Install CSF Firewall
wget https://download.configserver.com/csf.tgz tar -xzf csf.tgz cd csf & ./install.cpanel.sh
Move to WHM >> Plugins >> ConfigServer & Firewall
Very important, in order to test your firewall configuration, you must keep TESTING = “1”, this way if you get blocked from your own server, you can login again within a few minutes after the CSF cron clears the ipables rules.
# Testing flag - enables a CRON job that clears iptables incase of # configuration problems when you start csf. This should be enabled until you # are sure that the firewall works - i.e. incase you get locked out of your # server! Then do remember to set it to 0 and restart csf when you're sure # everything is OK. Stopping csf will remove the line from /etc/crontab # # lfd will not start while this is enabled TESTING = "1"
The port variables are as you see below:
# Allow incoming TCP ports TCP_IN = "22,25,26,53,80,110,143,443,465,587,993,995,2077,2078" # Allow outgoing TCP ports TCP_OUT = "20,21,22,25,26,37,43,53,80,110,113,443,587,873,993,995,2086,2087,2089,2703" # Allow incoming UDP ports UDP_IN = "53" # Allow outgoing UDP ports # To allow outgoing traceroute add 33434:33523 to this list UDP_OUT = "20,21,53,113,873,6277"
This is a basic cPanel port firewall configuration, you should explore the CSF documentation to configure your firewall properly, as it involves many more options to secure and harden your server ports as well as incoming and outgoing connections. You can also check out our full CSF Firewall installation guide for cPanel servers.
Configuring cPanel Ports on APF Firewall

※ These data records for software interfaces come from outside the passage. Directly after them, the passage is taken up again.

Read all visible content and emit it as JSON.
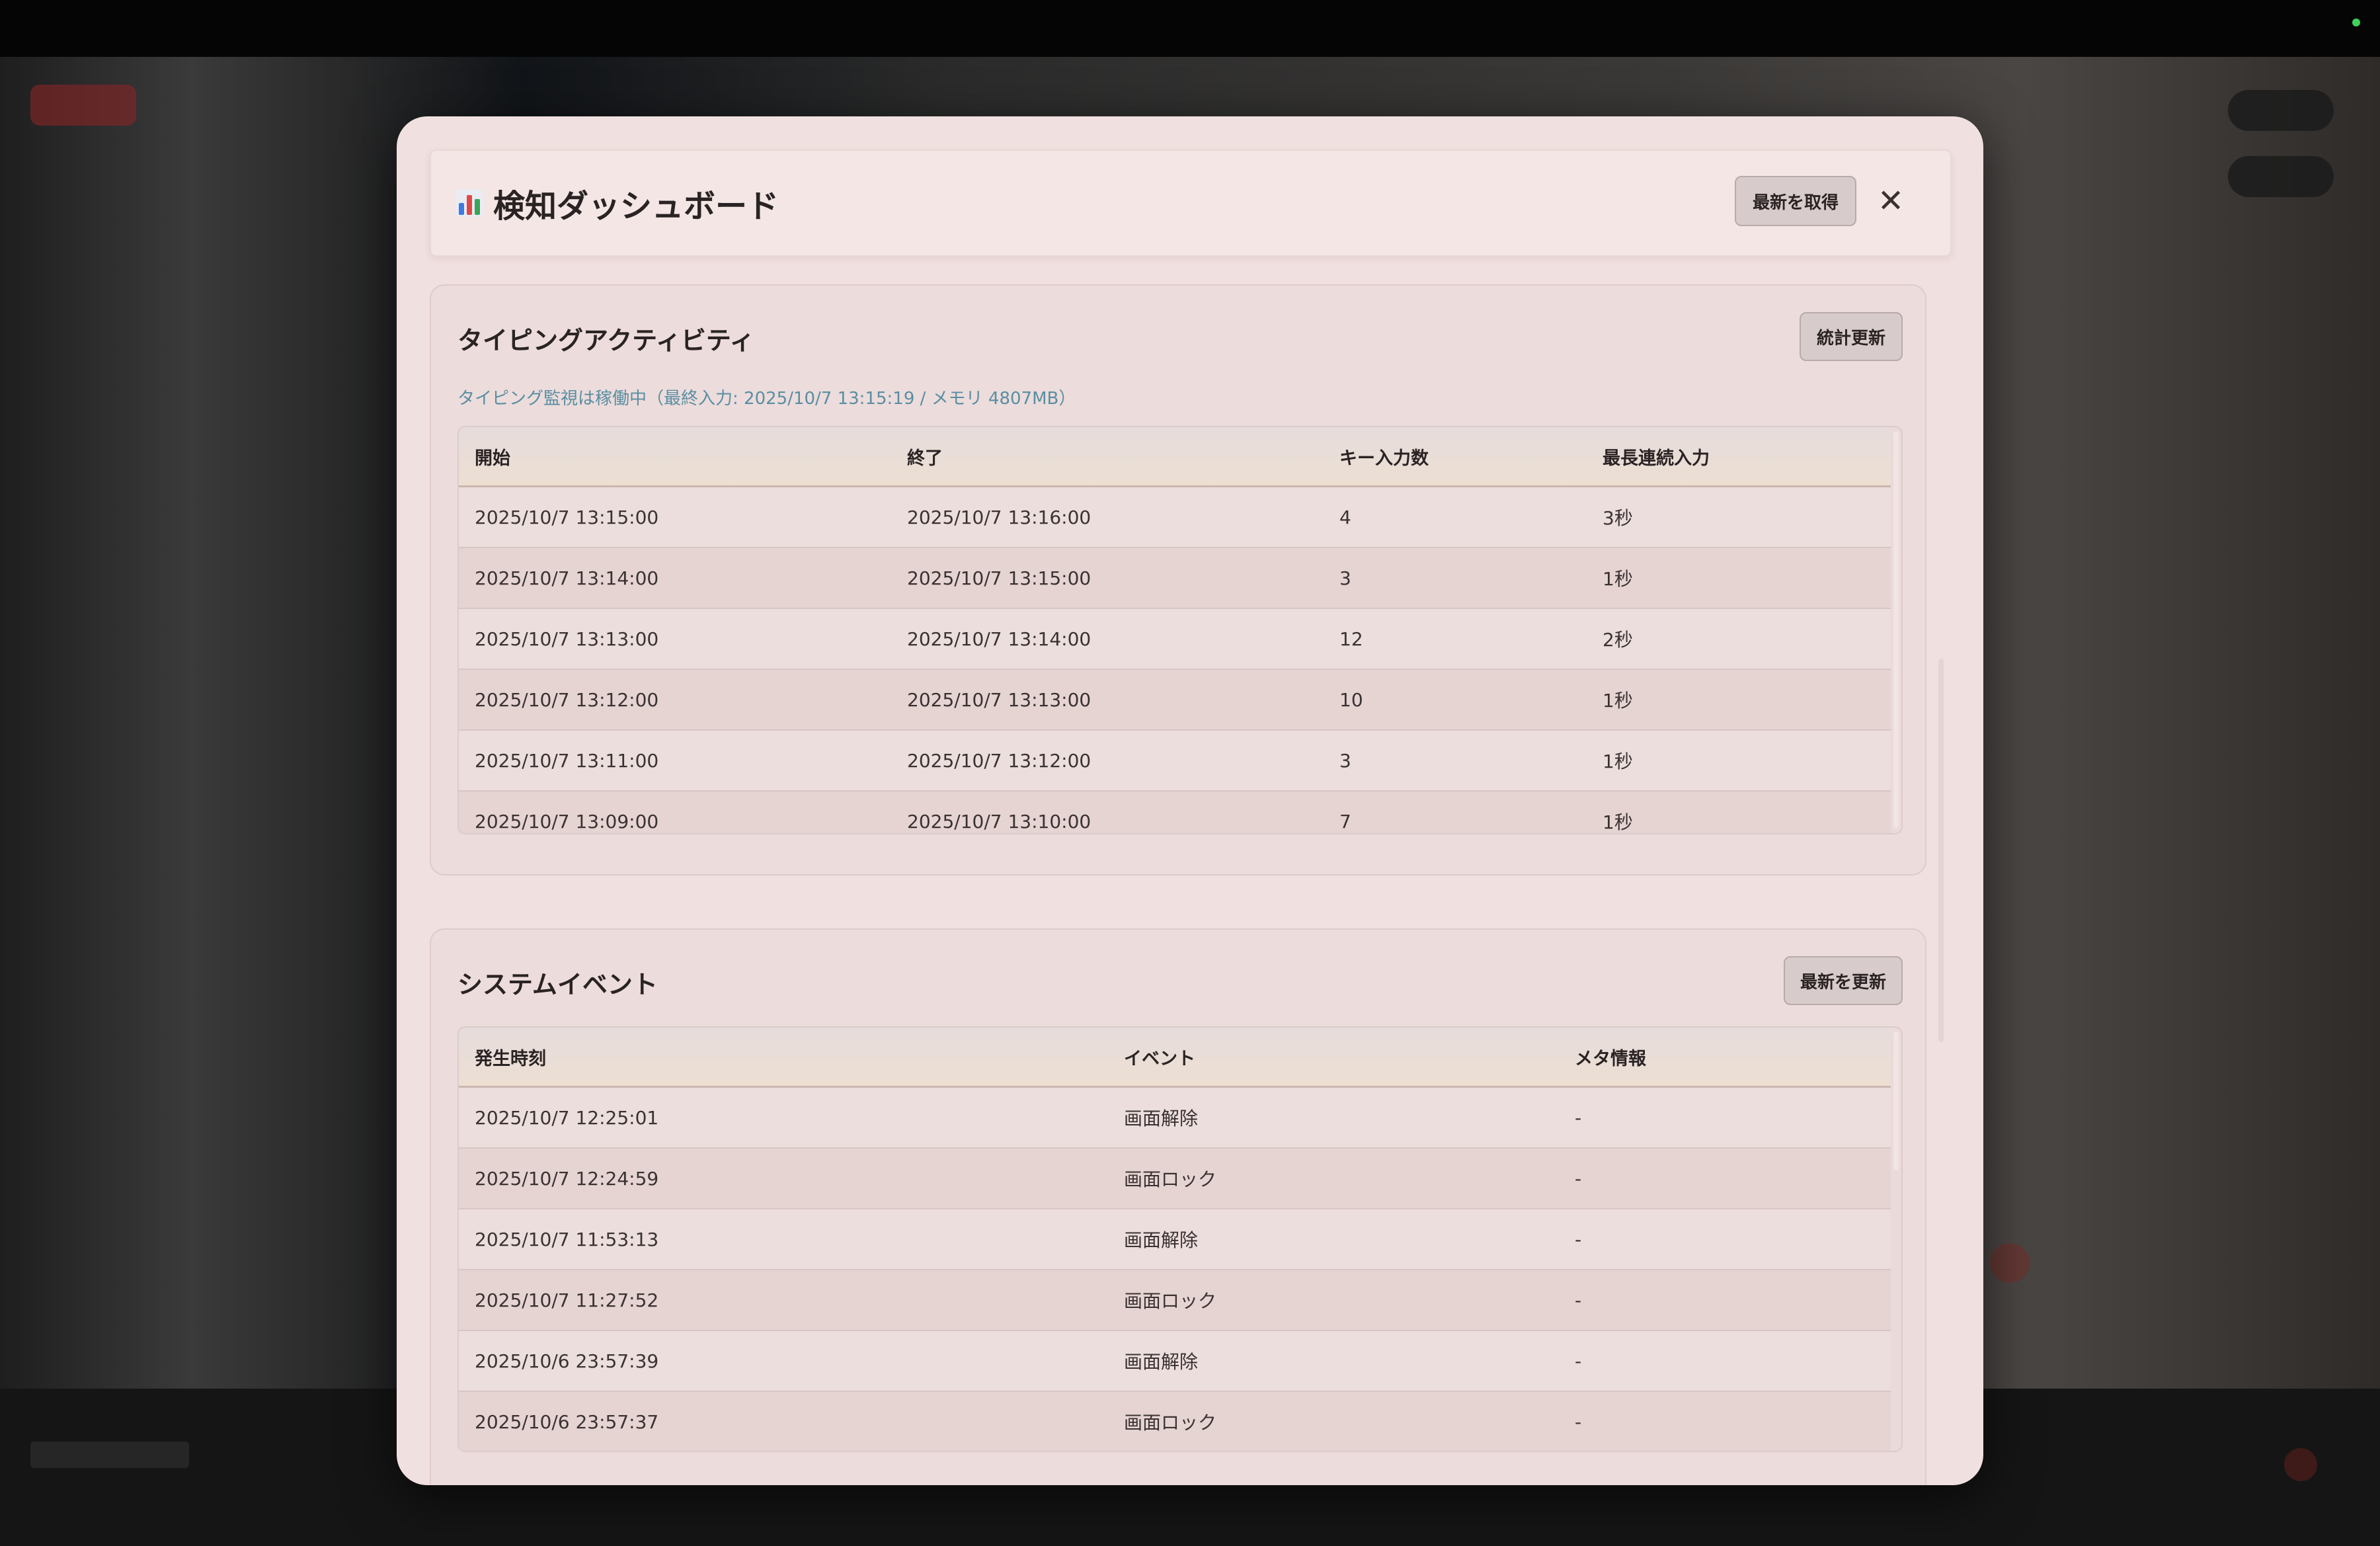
{
  "header": {
    "title": "検知ダッシュボード",
    "refresh_label": "最新を取得",
    "close_label": "✕"
  },
  "typing": {
    "title": "タイピングアクティビティ",
    "button_label": "統計更新",
    "status": "タイピング監視は稼働中（最終入力: 2025/10/7 13:15:19 / メモリ 4807MB）",
    "columns": [
      "開始",
      "終了",
      "キー入力数",
      "最長連続入力"
    ],
    "rows": [
      [
        "2025/10/7 13:15:00",
        "2025/10/7 13:16:00",
        "4",
        "3秒"
      ],
      [
        "2025/10/7 13:14:00",
        "2025/10/7 13:15:00",
        "3",
        "1秒"
      ],
      [
        "2025/10/7 13:13:00",
        "2025/10/7 13:14:00",
        "12",
        "2秒"
      ],
      [
        "2025/10/7 13:12:00",
        "2025/10/7 13:13:00",
        "10",
        "1秒"
      ],
      [
        "2025/10/7 13:11:00",
        "2025/10/7 13:12:00",
        "3",
        "1秒"
      ],
      [
        "2025/10/7 13:09:00",
        "2025/10/7 13:10:00",
        "7",
        "1秒"
      ]
    ]
  },
  "events": {
    "title": "システムイベント",
    "button_label": "最新を更新",
    "columns": [
      "発生時刻",
      "イベント",
      "メタ情報"
    ],
    "rows": [
      [
        "2025/10/7 12:25:01",
        "画面解除",
        "-"
      ],
      [
        "2025/10/7 12:24:59",
        "画面ロック",
        "-"
      ],
      [
        "2025/10/7 11:53:13",
        "画面解除",
        "-"
      ],
      [
        "2025/10/7 11:27:52",
        "画面ロック",
        "-"
      ],
      [
        "2025/10/6 23:57:39",
        "画面解除",
        "-"
      ],
      [
        "2025/10/6 23:57:37",
        "画面ロック",
        "-"
      ]
    ]
  },
  "icons": {
    "title_icon": "bar-chart-icon",
    "close_icon": "close-icon"
  },
  "colors": {
    "modal_bg": "#f0e0df",
    "status_text": "#5a8ea2",
    "button_bg": "#d8cbcb"
  }
}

APF Firewall is another alternative to CSF Firewall, has been there even before CSF, and it’s a front end service for the netfilter/iptables firewall. Same as CSF, it’s not only a firewall but a server security suite.
Install APF Firewall

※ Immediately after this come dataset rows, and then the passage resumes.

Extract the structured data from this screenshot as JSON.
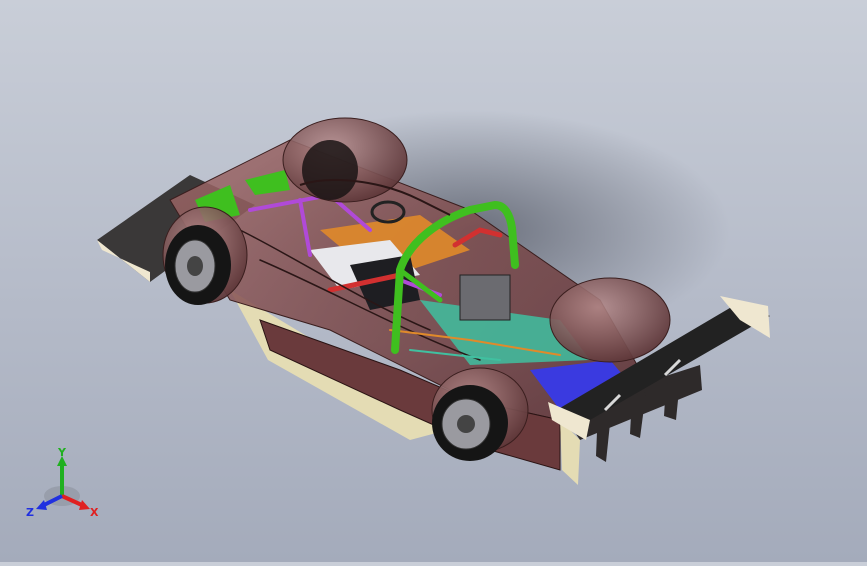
{
  "viewport": {
    "background_top": "#c9ced8",
    "background_bottom": "#a4abbb",
    "model": {
      "icon": "race-car-assembly-icon",
      "body_color": "#7a4a4c",
      "rollcage_color": "#3fbf1f",
      "accent_colors": [
        "#e08a2a",
        "#d23030",
        "#b04ad8",
        "#3a3ae0",
        "#40c0a0"
      ]
    }
  },
  "triad": {
    "x_label": "X",
    "y_label": "Y",
    "z_label": "Z",
    "x_color": "#e02020",
    "y_color": "#20b020",
    "z_color": "#2030e0"
  }
}
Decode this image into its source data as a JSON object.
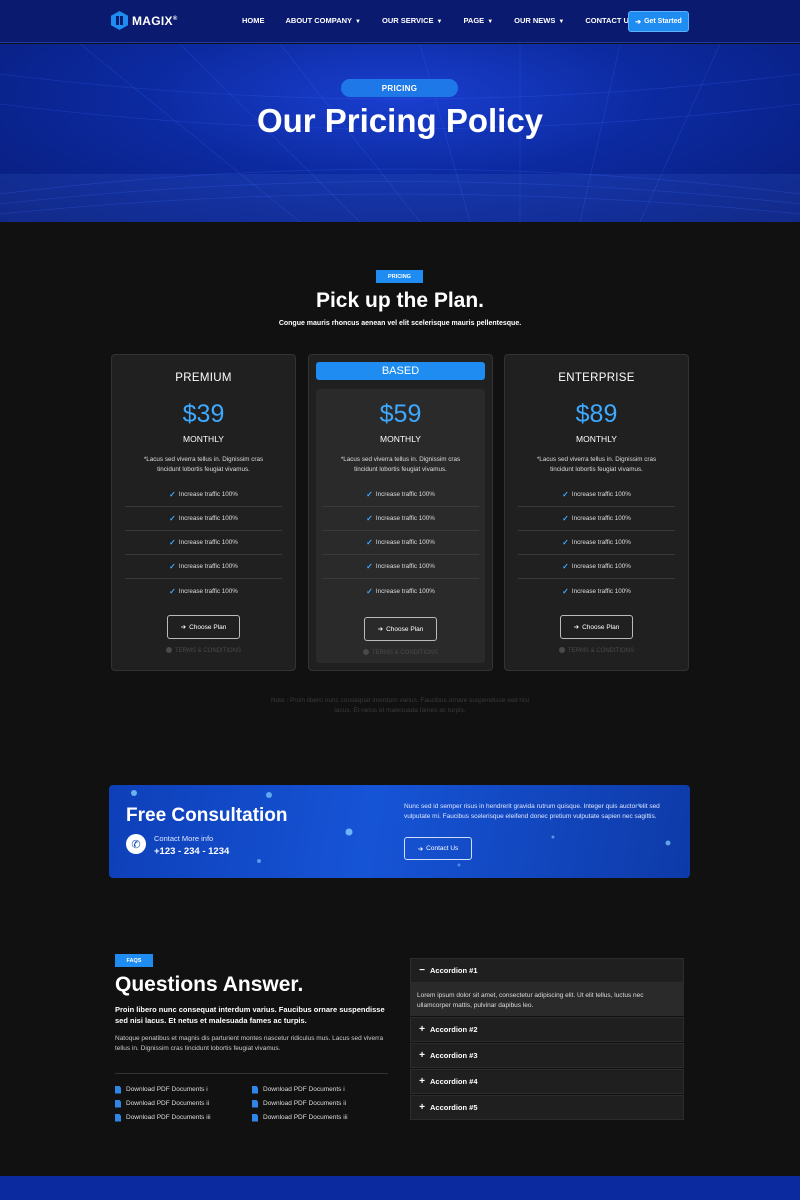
{
  "nav": {
    "logo": "MAGIX",
    "logo_mark": "®",
    "items": [
      {
        "label": "HOME",
        "dropdown": false
      },
      {
        "label": "ABOUT COMPANY",
        "dropdown": true
      },
      {
        "label": "OUR SERVICE",
        "dropdown": true
      },
      {
        "label": "PAGE",
        "dropdown": true
      },
      {
        "label": "OUR NEWS",
        "dropdown": true
      },
      {
        "label": "CONTACT US",
        "dropdown": false
      }
    ],
    "cta": "Get Started"
  },
  "hero": {
    "pill": "PRICING",
    "title": "Our Pricing Policy"
  },
  "plans": {
    "tag": "PRICING",
    "title": "Pick up the Plan.",
    "subtitle": "Congue mauris rhoncus aenean vel elit scelerisque mauris pellentesque.",
    "cards": [
      {
        "name": "PREMIUM",
        "price": "$39",
        "period": "MONTHLY",
        "featured": false,
        "description": "*Lacus sed viverra tellus in. Dignissim cras tincidunt lobortis feugiat vivamus.",
        "features": [
          "Increase traffic 100%",
          "Increase traffic 100%",
          "Increase traffic 100%",
          "Increase traffic 100%",
          "Increase traffic 100%"
        ],
        "button": "Choose Plan",
        "terms": "TERMS & CONDITIONS"
      },
      {
        "name": "BASED",
        "price": "$59",
        "period": "MONTHLY",
        "featured": true,
        "description": "*Lacus sed viverra tellus in. Dignissim cras tincidunt lobortis feugiat vivamus.",
        "features": [
          "Increase traffic 100%",
          "Increase traffic 100%",
          "Increase traffic 100%",
          "Increase traffic 100%",
          "Increase traffic 100%"
        ],
        "button": "Choose Plan",
        "terms": "TERMS & CONDITIONS"
      },
      {
        "name": "ENTERPRISE",
        "price": "$89",
        "period": "MONTHLY",
        "featured": false,
        "description": "*Lacus sed viverra tellus in. Dignissim cras tincidunt lobortis feugiat vivamus.",
        "features": [
          "Increase traffic 100%",
          "Increase traffic 100%",
          "Increase traffic 100%",
          "Increase traffic 100%",
          "Increase traffic 100%"
        ],
        "button": "Choose Plan",
        "terms": "TERMS & CONDITIONS"
      }
    ],
    "note": "Note : Proin libero nunc consequat interdum varius. Faucibus ornare suspendisse sed nisi lacus. Et netus et malesuada fames ac turpis."
  },
  "consultation": {
    "title": "Free Consultation",
    "contact_label": "Contact More info",
    "phone": "+123 - 234 - 1234",
    "text": "Nunc sed id semper risus in hendrerit gravida rutrum quisque. Integer quis auctor elit sed vulputate mi. Faucibus scelerisque eleifend donec pretium vulputate sapien nec sagittis.",
    "button": "Contact Us"
  },
  "faq": {
    "tag": "FAQS",
    "title": "Questions Answer.",
    "lead": "Proin libero nunc consequat interdum varius. Faucibus ornare suspendisse sed nisi lacus. Et netus et malesuada fames ac turpis.",
    "body": "Natoque penatibus et magnis dis parturient montes nascetur ridiculus mus. Lacus sed viverra tellus in. Dignissim cras tincidunt lobortis feugiat vivamus.",
    "documents": [
      "Download PDF Documents i",
      "Download PDF Documents i",
      "Download PDF Documents ii",
      "Download PDF Documents ii",
      "Download PDF Documents iii",
      "Download PDF Documents iii"
    ],
    "accordion": [
      {
        "title": "Accordion #1",
        "open": true,
        "content": "Lorem ipsum dolor sit amet, consectetur adipiscing elit. Ut elit tellus, luctus nec ullamcorper mattis, pulvinar dapibus leo."
      },
      {
        "title": "Accordion #2",
        "open": false
      },
      {
        "title": "Accordion #3",
        "open": false
      },
      {
        "title": "Accordion #4",
        "open": false
      },
      {
        "title": "Accordion #5",
        "open": false
      }
    ]
  },
  "colors": {
    "accent": "#1e8cf0",
    "price": "#3da9ff",
    "nav_bg": "#0a1a6e",
    "page_bg": "#111111"
  }
}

wget http://www.rfxn.com/downloads/apf-current.tar.gz tar -xvpzf apf-current.tar.gz cd apf-* sh ./install.sh
Now that your APF Firewall is installed, let’s configure it.
nano -w /etc/apf/conf.apf
Searach for ‘DEVEL_MODE’ variable and make sure its set to 1 until you are satisfied with your firewall configuration.
# !!! Do not leave set to (1) !!! # When set to enabled; 5 minute cronjob is set to stop the firewall. Set # this off (0) when firewall is determined to be operating as desired. DEVEL_MODE="1"
Now let’s configure the cPanel ports needed on TCP and UDP variables:
# Configure inbound (ingress) accepted services. This is an optional # feature; services and customized entries may be made directly to an ip's # virtual net file located in the vnet/ directory. Format is comma separated # and underscore separator for ranges. # # Common inbound (ingress) TCP ports IG_TCP_CPORTS="22,25,26,53,80,110,143,443,465,587,993,995,2077,2078" # Common inbound (ingress) UDP ports IG_UDP_CPORTS="53" # Outbound (egress) filtering EGF="1" # Common outbound (egress) TCP ports EG_TCP_CPORTS="20,21,22,25,26,37,43,53,80,110,113,443,587,873,993,995,2086,2087,2089,2703" # Common outbound (egress) UDP ports EG_UDP_CPORTS="20,21,53,113,873,6277"
Once ready, restart APF to apply the changes:
service apf restart
This is just a basic APF firewall configuration, you should read APF Documentation and carefully review and re-configure your iptables firewall to match your own needs.
As we’ve seen on this post, both CSF and APF firewalls offer a solid solution for iptables rules and server security management, however we always recommend CSF as first solution as it’s updated more often than APF Firewall, and it’s a firewall that was built for cPanel platform.